Website and app data records:
==========

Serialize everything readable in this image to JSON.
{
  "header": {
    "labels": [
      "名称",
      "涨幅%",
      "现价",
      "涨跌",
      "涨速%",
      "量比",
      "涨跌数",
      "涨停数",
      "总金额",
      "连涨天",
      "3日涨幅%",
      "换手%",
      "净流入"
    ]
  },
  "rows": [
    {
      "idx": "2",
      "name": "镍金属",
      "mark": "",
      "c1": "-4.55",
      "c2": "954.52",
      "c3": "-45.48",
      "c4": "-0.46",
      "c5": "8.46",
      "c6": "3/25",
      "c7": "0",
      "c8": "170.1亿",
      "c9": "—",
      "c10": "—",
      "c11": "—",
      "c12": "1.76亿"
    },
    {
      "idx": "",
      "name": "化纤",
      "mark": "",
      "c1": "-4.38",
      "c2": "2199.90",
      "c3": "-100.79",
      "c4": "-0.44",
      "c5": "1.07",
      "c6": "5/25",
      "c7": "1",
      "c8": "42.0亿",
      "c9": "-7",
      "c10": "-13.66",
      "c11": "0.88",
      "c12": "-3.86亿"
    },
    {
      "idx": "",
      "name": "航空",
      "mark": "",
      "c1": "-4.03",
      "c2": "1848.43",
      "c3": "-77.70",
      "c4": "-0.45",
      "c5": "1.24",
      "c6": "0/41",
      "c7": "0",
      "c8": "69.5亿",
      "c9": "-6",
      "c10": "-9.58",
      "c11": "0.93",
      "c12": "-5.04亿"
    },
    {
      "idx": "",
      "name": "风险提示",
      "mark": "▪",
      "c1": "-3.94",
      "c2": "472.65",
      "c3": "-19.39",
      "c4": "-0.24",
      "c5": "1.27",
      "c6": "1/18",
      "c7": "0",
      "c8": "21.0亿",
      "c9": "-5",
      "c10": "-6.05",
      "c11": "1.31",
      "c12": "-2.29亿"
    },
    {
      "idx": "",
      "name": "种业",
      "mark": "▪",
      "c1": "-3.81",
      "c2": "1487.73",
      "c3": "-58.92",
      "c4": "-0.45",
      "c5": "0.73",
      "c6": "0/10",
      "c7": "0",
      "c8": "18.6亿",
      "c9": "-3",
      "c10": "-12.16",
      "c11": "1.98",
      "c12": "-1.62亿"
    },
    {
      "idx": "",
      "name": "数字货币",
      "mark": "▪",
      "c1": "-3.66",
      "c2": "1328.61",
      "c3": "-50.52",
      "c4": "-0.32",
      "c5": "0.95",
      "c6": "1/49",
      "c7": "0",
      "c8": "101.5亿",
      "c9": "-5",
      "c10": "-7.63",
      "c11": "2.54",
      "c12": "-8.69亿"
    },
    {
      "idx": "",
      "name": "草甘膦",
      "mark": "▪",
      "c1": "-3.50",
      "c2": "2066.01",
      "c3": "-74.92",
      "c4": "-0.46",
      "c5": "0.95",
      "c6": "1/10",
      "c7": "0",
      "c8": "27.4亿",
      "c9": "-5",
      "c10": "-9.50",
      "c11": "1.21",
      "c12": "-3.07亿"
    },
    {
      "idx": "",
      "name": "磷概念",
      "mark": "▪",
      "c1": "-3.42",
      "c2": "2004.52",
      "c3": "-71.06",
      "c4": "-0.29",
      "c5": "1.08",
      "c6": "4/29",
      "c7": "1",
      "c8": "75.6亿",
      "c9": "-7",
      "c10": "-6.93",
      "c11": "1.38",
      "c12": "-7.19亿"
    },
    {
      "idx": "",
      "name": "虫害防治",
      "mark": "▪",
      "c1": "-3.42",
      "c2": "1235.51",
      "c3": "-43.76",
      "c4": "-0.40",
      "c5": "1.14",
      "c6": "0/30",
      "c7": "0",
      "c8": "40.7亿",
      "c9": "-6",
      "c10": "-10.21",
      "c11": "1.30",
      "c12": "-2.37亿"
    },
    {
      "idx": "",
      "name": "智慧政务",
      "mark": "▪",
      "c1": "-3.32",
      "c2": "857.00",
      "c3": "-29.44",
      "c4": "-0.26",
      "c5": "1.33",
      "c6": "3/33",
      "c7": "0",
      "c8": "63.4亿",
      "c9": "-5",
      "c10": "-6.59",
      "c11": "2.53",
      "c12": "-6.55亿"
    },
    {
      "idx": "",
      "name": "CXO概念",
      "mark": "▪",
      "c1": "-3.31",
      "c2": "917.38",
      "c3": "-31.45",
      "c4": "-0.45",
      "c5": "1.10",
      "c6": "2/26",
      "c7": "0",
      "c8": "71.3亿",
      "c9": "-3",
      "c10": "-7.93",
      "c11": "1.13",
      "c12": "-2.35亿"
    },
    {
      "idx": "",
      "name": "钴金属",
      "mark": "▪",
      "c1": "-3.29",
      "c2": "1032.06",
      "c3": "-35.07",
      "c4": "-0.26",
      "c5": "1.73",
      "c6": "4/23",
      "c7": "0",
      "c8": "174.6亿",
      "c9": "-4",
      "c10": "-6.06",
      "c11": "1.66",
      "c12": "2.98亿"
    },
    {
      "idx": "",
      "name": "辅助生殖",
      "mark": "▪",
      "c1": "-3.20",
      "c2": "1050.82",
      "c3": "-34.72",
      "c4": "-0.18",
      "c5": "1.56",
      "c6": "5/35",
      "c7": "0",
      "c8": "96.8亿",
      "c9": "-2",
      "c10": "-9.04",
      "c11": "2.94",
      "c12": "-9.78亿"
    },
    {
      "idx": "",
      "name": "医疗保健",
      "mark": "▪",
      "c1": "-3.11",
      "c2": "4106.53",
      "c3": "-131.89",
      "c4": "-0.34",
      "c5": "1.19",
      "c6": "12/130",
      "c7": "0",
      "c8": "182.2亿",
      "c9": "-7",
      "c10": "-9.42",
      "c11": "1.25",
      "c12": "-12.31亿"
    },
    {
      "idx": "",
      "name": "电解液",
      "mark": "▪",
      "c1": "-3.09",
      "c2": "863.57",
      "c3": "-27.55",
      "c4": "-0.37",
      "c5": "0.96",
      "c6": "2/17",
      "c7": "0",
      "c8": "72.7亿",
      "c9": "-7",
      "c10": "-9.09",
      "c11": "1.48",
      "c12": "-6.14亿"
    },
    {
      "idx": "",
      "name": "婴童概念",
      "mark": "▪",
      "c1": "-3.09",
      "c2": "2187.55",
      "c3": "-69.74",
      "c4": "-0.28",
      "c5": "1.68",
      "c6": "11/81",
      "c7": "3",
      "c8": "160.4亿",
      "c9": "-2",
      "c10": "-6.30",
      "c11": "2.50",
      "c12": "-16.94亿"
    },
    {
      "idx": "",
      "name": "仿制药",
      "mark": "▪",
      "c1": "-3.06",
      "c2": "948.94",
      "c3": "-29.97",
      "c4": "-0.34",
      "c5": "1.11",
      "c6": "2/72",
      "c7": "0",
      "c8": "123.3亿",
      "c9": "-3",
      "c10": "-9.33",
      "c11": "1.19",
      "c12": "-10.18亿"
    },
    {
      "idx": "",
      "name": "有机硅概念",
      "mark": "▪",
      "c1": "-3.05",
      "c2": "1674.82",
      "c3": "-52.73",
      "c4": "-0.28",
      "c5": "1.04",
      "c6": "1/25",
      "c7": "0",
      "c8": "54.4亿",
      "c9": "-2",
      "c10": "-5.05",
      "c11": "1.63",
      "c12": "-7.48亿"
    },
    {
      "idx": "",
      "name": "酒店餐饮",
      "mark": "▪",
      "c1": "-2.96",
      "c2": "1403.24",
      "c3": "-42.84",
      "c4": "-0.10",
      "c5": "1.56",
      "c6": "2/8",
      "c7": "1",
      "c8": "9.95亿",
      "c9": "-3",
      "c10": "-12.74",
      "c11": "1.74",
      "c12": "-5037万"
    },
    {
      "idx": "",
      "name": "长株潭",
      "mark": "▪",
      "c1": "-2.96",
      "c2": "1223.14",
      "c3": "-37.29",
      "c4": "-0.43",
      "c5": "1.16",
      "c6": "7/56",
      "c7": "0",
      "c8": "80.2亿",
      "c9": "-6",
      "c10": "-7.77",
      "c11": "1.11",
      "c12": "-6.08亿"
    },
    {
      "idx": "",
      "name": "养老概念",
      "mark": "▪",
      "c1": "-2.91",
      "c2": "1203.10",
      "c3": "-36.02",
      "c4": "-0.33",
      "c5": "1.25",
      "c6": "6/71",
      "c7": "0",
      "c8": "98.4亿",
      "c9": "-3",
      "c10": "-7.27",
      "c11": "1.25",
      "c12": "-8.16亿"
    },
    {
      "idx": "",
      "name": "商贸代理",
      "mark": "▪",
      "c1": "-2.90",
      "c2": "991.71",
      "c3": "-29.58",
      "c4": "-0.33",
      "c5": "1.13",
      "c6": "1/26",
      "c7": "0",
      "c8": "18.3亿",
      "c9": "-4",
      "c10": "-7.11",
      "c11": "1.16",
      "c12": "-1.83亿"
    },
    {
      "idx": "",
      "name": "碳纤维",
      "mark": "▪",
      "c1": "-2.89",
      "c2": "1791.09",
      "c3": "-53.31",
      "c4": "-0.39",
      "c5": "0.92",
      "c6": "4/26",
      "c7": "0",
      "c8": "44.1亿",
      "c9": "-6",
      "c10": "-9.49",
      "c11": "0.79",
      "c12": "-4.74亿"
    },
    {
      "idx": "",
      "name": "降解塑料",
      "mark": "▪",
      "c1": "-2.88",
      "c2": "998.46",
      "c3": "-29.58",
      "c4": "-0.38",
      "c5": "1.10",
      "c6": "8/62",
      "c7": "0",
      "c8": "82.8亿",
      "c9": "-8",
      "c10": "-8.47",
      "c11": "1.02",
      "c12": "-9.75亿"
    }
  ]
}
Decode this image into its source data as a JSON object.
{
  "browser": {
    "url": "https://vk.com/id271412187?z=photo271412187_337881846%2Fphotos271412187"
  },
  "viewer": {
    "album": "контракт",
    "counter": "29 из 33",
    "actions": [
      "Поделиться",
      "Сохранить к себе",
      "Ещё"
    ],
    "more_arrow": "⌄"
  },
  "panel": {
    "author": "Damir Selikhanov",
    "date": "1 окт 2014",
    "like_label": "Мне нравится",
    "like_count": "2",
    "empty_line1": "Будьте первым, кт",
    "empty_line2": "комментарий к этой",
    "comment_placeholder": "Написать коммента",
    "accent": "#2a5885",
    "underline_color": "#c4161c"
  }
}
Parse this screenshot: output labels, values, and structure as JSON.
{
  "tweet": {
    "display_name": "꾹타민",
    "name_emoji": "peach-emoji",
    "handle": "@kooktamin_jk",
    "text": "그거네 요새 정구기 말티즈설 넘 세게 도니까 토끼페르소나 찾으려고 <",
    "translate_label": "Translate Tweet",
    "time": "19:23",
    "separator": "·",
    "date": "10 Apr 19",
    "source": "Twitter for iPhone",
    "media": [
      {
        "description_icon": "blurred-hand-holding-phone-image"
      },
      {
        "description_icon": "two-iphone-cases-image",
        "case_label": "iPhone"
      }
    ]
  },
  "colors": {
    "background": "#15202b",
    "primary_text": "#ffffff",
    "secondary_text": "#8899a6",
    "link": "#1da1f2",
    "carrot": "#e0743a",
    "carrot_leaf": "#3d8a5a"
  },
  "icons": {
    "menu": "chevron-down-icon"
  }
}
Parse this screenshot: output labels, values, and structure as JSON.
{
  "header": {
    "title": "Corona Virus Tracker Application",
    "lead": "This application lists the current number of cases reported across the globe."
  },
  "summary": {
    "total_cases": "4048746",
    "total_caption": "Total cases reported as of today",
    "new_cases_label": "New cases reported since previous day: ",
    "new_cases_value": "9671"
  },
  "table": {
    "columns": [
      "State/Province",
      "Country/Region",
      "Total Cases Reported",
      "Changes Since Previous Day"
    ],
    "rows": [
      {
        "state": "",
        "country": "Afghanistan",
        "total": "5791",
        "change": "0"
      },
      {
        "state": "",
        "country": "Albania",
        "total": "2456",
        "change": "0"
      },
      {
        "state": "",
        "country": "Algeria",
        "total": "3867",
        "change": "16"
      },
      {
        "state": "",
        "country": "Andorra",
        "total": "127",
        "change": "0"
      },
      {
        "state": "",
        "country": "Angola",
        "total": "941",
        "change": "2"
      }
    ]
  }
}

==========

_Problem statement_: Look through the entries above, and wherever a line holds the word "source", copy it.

_Task result_:
Decode this image into its source data as a JSON object.
    "source": "Twitter for iPhone",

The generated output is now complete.